Now inside the loop we can select the data by doing
data_train = data[train] and
labels_train = labels[train]. This is a useful Python shorthand which will use the list of indicies from
train to select which items from
labels we use. We can repeat this process with the test set.
data_train = data[train] labels_train = labels[train] data_test = data[test] labels_test = labels[test]
Finally we need to train the classifier with the selected training data and then score it against the test data. The scores for each set of test data should be similar.
mlp.fit(data_train,labels_train) print("Testing set score", mlp.score(data_test, labels_test))
Once we’ve established that cross validation was ok we can go ahead and train using the entire dataset by doing
Here is the entire example program:
import matplotlib.pyplot as plt import sklearn.datasets as skl_data import sklearn.neural_network as skl_nn import sklearn.model_selection as skl_msel data, labels = skl_data.fetch_openml('mnist_784', version=1, return_X_y=True) data = data / 255.0 mlp = skl_nn.MLPClassifier(hidden_layer_sizes=(50,), max_iter=50, random_state=1) kfold = skl_msel.KFold(4) for (train, test) in kfold.split(data): data_train = data[train] labels_train = labels[train] data_test = data[test] labels_test = labels[test] mlp.fit(data_train,labels_train) print("Training set score", mlp.score(data_train, labels_train)) print("Testing set score", mlp.score(data_test, labels_test)) mlp.fit(data,labels)
Deep learning usually refers to newer neural network architectures which use a special type of network known as a convolutional network. Typically these have many layers and thousands of neurons. They’re very good at tasks such as image recognition but take a long time to train and run. They’re often used with GPU (Graphical Processing Units) which are good at executing multiple operations simultaneously. Its very common to use cloud computing or HPC systems with multiple GPUs attached.
Scikit learn isn’t really setup for Deep Learning and we’ll have to rely on other libraries. Common choices include Google’s TensorFlow, Keras, Torch or Darknet. There is however an interface layer between sklearn and tensorflow called skflow. A short example of doing this can be found at https://www.kdnuggets.com/2016/02/scikit-flow-easy-deep-learning-tensorflow-scikit-learn.html.
Google, Microsoft, Amazon and many others now have Cloud based Application Programming Interfaces (APIs) where you can upload an image and have them return you the result. Most of these services rely on a large pre-trained (and often proprietary) neural network.
Exercise: Try cloud image classification
Take a photo with your phone camera or find an image online of a common daily scene. Upload it Google’s Vision AI example at https://cloud.google.com/vision/ How many objects has it correctly classified? How many did it incorrectly classify? Try the same iamge with Microsoft’s Computer Vision API at https://azure.microsoft.com/en-gb/services/cognitive-services/computer-vision/ Does it do any better/worse than Google?

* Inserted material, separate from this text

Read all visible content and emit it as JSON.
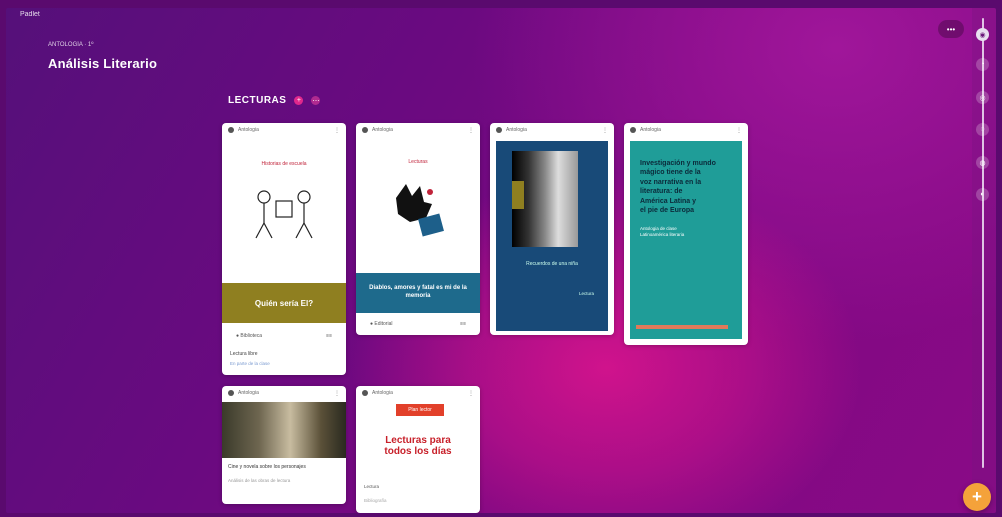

Perceptrons are artificial neurons which build neural networks.
A perceptron takes multiple inputs, multiplies each by a weight value and sums the weighted inputs. It then applies an activation function to the sum.
A single perceptron can solve simple functions which are linearly separable.
Multiple perceptrons can be combined to form a neural network which can solve functions that aren’t linearly separable.
We can train a whole neural network with the back propagation algorithm. Scikit-learn includes an implementation of this algorithm.
Training a neural network requires some training data to show the network examples of what to learn.
To validate our training we split the the training data into a training set and a test set.
To ensure the whole dataset can be used in training and testing we can train multiple times with different subsets of the data acting as training/testing data. This is called cross validation.
Deep learning neural networks are a very powerful modern technique. Scikit learn doesn’t support these but other libraries like Tensorflow do.
Several companies now offer cloud APIs where we can train neural networks on powerful computers.